(App and web page records)
Content starts
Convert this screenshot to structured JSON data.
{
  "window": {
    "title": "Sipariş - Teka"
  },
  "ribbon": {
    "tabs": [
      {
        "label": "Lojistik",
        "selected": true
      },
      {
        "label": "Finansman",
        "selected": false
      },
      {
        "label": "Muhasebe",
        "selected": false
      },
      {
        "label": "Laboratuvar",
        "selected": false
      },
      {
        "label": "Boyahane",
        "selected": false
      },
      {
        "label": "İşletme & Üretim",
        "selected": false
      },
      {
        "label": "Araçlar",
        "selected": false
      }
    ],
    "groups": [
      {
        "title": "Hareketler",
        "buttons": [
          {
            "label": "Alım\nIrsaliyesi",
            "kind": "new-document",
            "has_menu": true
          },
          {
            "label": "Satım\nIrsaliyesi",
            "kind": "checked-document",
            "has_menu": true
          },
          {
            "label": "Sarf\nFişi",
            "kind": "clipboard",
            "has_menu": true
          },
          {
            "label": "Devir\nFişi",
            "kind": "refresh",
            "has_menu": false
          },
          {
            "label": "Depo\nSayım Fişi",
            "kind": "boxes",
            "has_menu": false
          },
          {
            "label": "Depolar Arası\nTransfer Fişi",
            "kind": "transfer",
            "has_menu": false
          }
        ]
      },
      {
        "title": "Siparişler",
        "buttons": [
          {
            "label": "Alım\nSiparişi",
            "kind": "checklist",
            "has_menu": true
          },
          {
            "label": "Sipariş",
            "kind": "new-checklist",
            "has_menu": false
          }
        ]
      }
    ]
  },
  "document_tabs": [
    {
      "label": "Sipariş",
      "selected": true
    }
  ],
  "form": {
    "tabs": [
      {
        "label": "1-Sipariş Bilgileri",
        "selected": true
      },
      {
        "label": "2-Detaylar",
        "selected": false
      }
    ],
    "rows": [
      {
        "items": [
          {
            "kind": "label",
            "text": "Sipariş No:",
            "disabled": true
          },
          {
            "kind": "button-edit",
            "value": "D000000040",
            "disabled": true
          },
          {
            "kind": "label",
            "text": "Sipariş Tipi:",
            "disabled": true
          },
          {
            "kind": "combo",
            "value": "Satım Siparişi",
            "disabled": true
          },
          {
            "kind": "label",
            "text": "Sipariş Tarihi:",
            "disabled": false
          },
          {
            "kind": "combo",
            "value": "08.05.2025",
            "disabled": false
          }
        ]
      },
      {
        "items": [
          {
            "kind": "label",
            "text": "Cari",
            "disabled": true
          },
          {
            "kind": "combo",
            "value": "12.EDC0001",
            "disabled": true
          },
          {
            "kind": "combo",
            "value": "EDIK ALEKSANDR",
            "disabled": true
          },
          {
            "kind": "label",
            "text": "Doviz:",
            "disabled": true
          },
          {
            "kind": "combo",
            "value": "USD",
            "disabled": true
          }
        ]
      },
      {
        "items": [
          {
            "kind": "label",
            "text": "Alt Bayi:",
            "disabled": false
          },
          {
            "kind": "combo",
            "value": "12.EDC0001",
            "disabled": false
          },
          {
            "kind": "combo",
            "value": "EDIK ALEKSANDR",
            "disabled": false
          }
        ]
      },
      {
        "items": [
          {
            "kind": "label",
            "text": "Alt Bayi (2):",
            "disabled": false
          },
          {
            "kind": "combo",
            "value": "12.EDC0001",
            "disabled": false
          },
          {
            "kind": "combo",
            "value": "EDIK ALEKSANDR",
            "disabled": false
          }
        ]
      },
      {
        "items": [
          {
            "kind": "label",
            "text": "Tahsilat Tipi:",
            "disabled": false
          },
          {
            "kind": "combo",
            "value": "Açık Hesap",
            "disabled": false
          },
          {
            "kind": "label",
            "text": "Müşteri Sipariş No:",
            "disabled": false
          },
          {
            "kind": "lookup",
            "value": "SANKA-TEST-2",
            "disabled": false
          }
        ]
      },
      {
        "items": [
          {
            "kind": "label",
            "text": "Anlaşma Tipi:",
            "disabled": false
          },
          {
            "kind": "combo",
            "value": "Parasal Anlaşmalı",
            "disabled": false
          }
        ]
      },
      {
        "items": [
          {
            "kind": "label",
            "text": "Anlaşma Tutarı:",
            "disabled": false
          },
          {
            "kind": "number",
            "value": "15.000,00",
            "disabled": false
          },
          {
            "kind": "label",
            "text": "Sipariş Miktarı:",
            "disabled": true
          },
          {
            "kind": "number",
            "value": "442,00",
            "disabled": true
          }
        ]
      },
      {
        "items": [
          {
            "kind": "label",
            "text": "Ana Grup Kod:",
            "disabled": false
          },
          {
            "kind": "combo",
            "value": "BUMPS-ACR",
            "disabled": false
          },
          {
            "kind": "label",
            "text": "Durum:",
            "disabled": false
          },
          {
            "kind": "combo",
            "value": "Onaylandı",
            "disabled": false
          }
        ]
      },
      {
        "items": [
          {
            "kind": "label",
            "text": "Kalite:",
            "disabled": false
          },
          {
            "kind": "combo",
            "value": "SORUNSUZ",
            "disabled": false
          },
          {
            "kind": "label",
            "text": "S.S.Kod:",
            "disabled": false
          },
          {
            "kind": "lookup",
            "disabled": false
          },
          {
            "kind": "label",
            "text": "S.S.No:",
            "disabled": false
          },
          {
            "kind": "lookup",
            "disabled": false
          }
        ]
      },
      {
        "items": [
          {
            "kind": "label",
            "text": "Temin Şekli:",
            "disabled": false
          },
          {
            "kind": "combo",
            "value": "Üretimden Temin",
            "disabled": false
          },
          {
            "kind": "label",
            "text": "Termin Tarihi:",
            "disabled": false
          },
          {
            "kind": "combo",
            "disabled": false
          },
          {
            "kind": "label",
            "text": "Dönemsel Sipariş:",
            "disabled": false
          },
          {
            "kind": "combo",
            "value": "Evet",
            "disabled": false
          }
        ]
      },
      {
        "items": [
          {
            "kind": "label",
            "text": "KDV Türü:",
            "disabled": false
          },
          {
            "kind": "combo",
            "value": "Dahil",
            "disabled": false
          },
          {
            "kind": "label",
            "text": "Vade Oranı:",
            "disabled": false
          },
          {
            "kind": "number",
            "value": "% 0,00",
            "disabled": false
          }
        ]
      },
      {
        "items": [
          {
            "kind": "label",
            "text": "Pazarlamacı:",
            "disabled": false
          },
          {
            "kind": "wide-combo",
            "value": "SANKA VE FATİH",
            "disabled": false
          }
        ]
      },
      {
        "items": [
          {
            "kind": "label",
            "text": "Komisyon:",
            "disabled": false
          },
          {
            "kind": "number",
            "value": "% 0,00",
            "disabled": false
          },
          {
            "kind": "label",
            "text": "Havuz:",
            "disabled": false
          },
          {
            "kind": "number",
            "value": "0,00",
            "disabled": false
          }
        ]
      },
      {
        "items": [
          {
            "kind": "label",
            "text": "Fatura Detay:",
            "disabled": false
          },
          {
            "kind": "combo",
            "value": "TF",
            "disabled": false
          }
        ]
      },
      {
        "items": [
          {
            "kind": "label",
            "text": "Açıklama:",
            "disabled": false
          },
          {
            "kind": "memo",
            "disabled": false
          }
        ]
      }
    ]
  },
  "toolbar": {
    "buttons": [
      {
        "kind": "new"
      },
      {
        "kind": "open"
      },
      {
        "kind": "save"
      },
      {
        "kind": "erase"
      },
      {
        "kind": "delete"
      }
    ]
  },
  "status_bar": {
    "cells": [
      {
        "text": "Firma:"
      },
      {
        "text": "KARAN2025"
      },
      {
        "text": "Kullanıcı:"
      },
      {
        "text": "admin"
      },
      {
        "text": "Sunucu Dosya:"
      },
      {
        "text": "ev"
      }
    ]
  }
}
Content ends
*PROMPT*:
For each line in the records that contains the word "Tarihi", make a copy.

*RESULT OF THE EXERCISE*:
            "text": "Sipariş Tarihi:",
            "text": "Termin Tarihi:",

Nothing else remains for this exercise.